The sheer size and structural features of the Gol Gumbaz (eight interlocking arches balance the entire load of the massive dome) pale before its marvellous acoustics. We could carry on a normal conversation sitting 100 feet apart at diametrically opposite points of its 'whispering gallery'. A clap of the hands is echoed at least seven times there, clear and discrete. At Ibrahim Rauza there is another acoustic feat. The word 'Allah' uttered near the western end of the interior of the adjoining mosque can be clearly heard within the Rauza building itself (across a distance of over a hundred feet). Our guide says "Building to building *contraction* happens and the sound reaches inside the Rauza". After 'Allah', he says 'Om' and it too carries all the way - "you know, Adil Shahis were very secular; no Hindu-Muslim distinctions; Ibrahim used to do Puja to Ganapati and Saraswati. Just like 'Allah', he used to respect 'Om'"
Similar sentiments are echoed by the guide at Gol Gumbaz. He is a tall and thin bloke of about 40: "Adil Shahis were very enlightened. One of the Sultans' Guru was one Rukmangad Pandit. Hindus were equally treated. No discrimination. There was brotherhood." At the end of his description he asks me what I do. On hearing the word 'software' he says, wistfully. "What to do sir! I paid one chap fifteen thousand bucks and did a certificate in 'hardware'. I had great difficulty in understanding the books but worked very hard; but now it seems 'software' is better for a job and I feel lost. These are hard times.
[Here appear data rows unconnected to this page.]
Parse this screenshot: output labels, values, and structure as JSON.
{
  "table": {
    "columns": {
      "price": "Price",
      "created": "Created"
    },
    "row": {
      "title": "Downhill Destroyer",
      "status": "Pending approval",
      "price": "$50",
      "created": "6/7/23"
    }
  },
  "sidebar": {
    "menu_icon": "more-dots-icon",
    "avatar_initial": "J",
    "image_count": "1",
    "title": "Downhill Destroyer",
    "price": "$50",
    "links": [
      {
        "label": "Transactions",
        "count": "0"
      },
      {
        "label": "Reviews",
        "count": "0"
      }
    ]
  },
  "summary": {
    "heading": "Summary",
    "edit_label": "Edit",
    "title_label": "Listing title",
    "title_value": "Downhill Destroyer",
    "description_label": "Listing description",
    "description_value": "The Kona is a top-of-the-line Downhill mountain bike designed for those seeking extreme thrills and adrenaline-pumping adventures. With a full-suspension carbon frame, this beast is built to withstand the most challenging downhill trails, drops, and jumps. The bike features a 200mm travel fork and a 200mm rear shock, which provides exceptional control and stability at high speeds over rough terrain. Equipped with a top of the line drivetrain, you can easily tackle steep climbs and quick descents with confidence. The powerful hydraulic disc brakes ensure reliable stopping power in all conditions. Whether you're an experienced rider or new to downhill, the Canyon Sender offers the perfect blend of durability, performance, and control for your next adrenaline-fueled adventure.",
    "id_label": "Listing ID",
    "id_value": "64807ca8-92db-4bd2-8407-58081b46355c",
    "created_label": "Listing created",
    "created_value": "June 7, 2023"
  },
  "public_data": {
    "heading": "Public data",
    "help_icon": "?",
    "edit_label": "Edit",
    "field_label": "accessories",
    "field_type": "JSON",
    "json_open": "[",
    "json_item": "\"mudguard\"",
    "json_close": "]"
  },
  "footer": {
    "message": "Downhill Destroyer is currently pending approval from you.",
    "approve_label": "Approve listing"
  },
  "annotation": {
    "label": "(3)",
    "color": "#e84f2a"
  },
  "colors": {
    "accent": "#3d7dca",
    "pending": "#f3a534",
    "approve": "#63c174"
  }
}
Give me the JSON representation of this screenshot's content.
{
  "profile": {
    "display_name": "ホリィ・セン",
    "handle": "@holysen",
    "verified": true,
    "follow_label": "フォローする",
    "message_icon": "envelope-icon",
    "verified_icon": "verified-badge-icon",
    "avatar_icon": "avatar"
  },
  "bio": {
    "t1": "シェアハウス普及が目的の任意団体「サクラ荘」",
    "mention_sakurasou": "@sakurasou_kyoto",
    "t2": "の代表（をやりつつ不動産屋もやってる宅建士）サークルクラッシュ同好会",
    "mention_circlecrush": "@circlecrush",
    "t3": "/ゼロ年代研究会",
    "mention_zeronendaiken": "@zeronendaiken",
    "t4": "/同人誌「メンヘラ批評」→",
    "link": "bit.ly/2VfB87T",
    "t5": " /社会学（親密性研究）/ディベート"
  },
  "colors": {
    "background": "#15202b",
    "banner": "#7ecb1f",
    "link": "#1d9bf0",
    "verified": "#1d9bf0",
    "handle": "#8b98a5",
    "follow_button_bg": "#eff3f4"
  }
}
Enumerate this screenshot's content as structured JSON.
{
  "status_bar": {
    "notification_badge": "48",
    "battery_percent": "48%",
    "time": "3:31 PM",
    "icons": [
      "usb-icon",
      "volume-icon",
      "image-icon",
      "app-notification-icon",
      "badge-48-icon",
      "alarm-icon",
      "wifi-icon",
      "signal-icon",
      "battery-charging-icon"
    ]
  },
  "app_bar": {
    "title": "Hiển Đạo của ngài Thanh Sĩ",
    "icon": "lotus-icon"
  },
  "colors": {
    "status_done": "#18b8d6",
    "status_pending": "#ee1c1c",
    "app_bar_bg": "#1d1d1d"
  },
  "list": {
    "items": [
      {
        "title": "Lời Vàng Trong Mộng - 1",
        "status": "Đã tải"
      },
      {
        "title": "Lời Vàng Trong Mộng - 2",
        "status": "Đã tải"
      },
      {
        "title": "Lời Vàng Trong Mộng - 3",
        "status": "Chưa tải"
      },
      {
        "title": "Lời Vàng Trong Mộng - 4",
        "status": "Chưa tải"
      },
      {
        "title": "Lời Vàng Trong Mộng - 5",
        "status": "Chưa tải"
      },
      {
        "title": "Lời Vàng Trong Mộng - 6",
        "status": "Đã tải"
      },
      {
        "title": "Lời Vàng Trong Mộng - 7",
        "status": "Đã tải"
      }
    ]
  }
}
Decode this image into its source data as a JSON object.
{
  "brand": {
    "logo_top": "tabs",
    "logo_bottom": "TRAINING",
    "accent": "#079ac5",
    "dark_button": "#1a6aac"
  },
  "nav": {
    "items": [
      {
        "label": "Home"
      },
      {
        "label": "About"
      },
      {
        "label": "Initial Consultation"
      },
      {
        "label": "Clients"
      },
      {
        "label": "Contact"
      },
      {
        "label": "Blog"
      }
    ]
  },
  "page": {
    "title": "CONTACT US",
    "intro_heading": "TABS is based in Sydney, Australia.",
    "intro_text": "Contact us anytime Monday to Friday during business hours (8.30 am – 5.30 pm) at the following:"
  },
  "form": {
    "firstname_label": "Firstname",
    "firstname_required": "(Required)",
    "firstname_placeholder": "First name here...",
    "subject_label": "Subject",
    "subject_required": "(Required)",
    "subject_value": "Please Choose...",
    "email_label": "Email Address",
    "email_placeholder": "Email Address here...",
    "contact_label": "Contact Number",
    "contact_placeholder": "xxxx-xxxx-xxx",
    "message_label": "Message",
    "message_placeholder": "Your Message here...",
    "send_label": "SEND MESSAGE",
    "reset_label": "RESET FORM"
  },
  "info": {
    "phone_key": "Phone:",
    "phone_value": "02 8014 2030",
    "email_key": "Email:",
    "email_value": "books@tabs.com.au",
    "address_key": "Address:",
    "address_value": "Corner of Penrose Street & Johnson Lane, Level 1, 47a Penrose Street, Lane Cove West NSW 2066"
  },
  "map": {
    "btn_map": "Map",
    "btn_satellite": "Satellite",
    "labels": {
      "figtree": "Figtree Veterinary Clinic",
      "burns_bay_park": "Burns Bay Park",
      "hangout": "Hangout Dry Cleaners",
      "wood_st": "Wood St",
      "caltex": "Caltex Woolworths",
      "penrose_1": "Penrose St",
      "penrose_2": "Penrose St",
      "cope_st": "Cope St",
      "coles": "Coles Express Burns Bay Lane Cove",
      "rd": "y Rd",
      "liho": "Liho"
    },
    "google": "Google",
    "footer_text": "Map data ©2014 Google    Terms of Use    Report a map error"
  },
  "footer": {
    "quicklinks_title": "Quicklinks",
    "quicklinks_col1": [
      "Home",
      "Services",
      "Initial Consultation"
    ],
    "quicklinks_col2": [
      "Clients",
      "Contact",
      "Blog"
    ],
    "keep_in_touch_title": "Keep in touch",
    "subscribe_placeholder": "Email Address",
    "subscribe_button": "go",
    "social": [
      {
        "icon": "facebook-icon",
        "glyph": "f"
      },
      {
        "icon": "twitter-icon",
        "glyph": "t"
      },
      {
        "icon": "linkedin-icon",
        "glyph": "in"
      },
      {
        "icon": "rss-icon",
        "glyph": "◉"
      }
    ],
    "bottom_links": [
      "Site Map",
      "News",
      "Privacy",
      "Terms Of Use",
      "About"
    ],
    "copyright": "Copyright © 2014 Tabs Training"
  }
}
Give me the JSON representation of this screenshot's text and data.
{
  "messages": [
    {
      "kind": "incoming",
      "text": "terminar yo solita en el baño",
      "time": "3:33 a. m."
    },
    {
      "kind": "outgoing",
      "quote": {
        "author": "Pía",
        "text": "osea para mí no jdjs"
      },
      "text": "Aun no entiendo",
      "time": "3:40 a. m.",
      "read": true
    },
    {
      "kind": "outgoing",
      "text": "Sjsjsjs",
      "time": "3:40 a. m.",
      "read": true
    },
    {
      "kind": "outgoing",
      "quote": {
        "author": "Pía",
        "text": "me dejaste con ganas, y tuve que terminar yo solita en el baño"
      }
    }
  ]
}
But what to do, I come here every morning and do some exercise on the lawns and share some information with interested tourists like you!"